By E’Louise Ondash, RN
Non-compliant patients are the bane of the health care provider’s existence.
My nurse colleagues complain about them all the time.
“Why don’t they just do what they are supposed to do?” they chant. “It would make things so much easier and they would be so much healthier.”
I agree; in a perfect world, all patients would do exactly as they are told and it would be a whole lot easier on us.
I thought about the non-compliance problem after reading a feature written by Ivan Semeniuk, a science reporter for The Globe and Mail in Toronto. He interviewed Eldar Shafir, a professor of psychology and public affairs at Princeton University. Shafir’s most recent work looks at why the poor seem to make bad decisions which usually have negative impacts on their lives.
What Shafir found was that “those who are living on meager incomes are often frantically juggling resources – money, time and health – in a high-stakes game where the consequences of making an error can be severe.”
Such juggling of time and money requires a lot of energy and can be exhausting. It leaves few mental resources for dealing with tough decisions.
“Scarcity focuses our attention to the exclusion of all else,” Shafir explained. “Scarcity…tends to block out competing demands.”
Nurses need to think about this when working with low-income patients, and even with those who may be financially stable but have a scarcity of time and rest because of the demands of job and family. In my experience, though, higher-income patients are generally better educated about their health and the health care system; feel more empowered; and tend to be more compliant than low-income patients. When the chips are down, they at least, unlike the poor, have more resources (people and money) to call into play.
The poor and those who are losing ground in the middle class face many obstacles when it comes to obtaining health care: fewer and more confusing options for insurance coverage; unreliable transportation to appointments; the high cost of medication and good food; lack of support networks; the challenge of caretaking; and potential job loss or underemployment. Financial struggles are a huge distraction, so these hurdles usually appear higher on their priority list than compliance.

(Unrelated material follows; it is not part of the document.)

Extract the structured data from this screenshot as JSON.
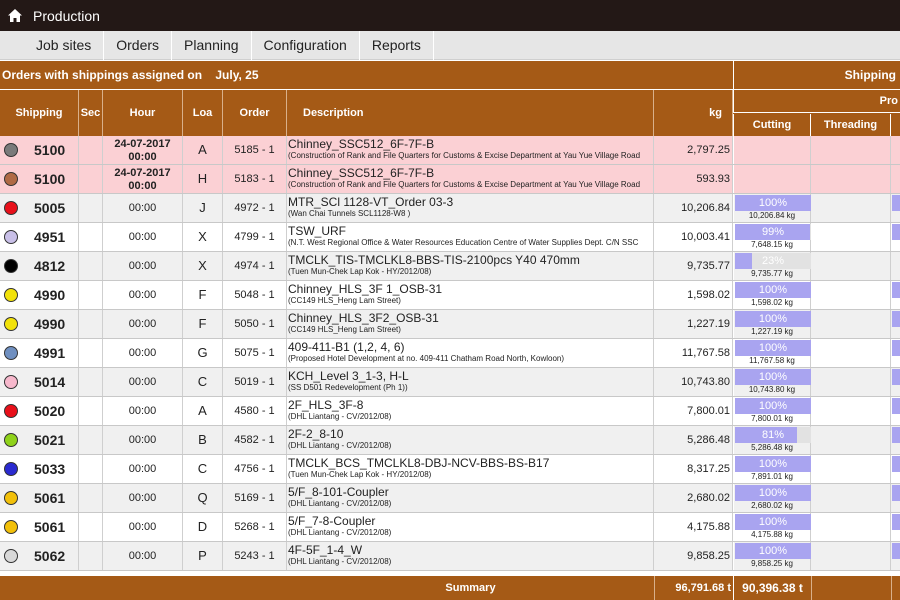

But without compliance, health problems only intensify.
If you work with lower-income and/or struggling middle-class populations, have you encountered problems of non-compliance?

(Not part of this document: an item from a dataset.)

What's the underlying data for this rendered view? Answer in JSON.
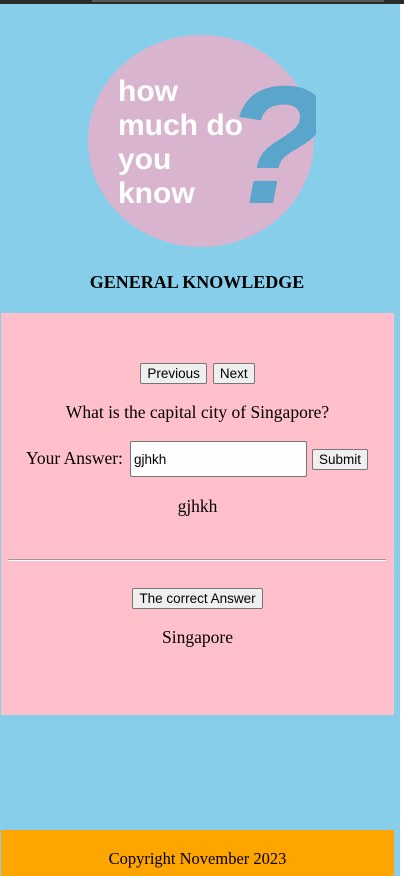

If so, have you been able to help solve any of their “distracting” problems?
Tell us about it.
Wednesday, October 30, 2013
By E’Louise Ondash, RN